These varieties require isolation to develop their best flavor. Plant them at least 300 feet away from other types or grow them so the tasseling time is kept apart by at least two weeks. Popular varieties include Honey & Pearl (bicolor), How Sweet It Is (white), Illini Extra Sweet (yellow), Phenomenal (bicolor) and Super Sweet Jubilee (yellow).

Sugar-enhanced varieties include some of my personal favorites. Breeders Choice (bicolor), Incredible (yellow), Maple Sweet (yellow), Miracle (yellow), Platinum Lady (white) and Sugar Buns (yellow) are all excellent kinds that grow well in our area. Isolation of these types is recommended but not required.

Corn grows easily in our area if you follow a few simple guidelines. The planting site is critical. The plant will never produce well without maximum sun. If the garden is shady, choose something else to try there. This need for sun also necessitates proper spacing. Overcrowding can prevent the stalks from forming ears. When rows are spaced 36 inches apart, thin the plants to 9 inches between single plants. When plants are spaced correctly, they produce a couple of nice ears per plant. They will also develop tillers, or side shoots, on the plants. Let these develop to nurture the developing ears.

Plant corn when the soil temperatures are warm enough to germinate the seed quickly. Plant when danger of frost is past. Ideally the soil temperature at the planting depth should be 50 degrees Fahrenheit for three suc-ces-sive mornings when measured at 9 a.m. Although you may not be that precise, wait for the soil to warm up so the seed does not decay before germinating. With proper planning you can harvest several crops throughout the summer. Many books recommend planting every two weeks for continuous harvest. Since corn develops based on temperature, the two-week interval may not keep the crops two weeks apart at harvest time. A better way to plan for a continuous harvest is to make the next planting when the previously planted corn has grown 6 inches tall and has three to four leaves.

Corn is a grass and loves nitrogen fertilizer. Apply one cup of ammonium sulfate per 50 feet of row every three weeks for maximum production. It also requires plenty of water, especially during silking, to prevent skipped kernels on the ears.
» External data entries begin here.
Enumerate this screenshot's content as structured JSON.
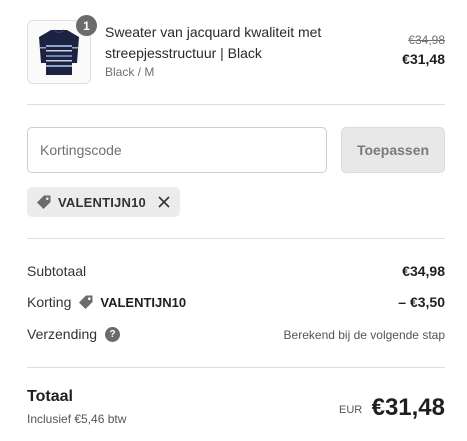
{
  "product": {
    "quantity": "1",
    "title": "Sweater van jacquard kwaliteit met streepjesstructuur | Black",
    "variant": "Black / M",
    "old_price": "€34,98",
    "new_price": "€31,48",
    "image_icon": "sweater-image"
  },
  "discount": {
    "placeholder": "Kortingscode",
    "apply_label": "Toepassen",
    "applied_code": "VALENTIJN10",
    "tag_icon": "tag-icon",
    "remove_icon": "close-icon"
  },
  "summary": {
    "subtotal_label": "Subtotaal",
    "subtotal_value": "€34,98",
    "discount_label": "Korting",
    "discount_code": "VALENTIJN10",
    "discount_value": "– €3,50",
    "shipping_label": "Verzending",
    "shipping_value": "Berekend bij de volgende stap",
    "help_icon": "?"
  },
  "total": {
    "label": "Totaal",
    "tax_note": "Inclusief €5,46 btw",
    "currency": "EUR",
    "amount": "€31,48"
  },
  "colors": {
    "badge": "#6b6b6b",
    "button_disabled_bg": "#e8e8e8",
    "tag_bg": "#ececec"
  }
}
Plant as much of this wonderful vegetable as you can spare room for in your garden. These tasty treats are truly some of the finest you will enjoy this summer.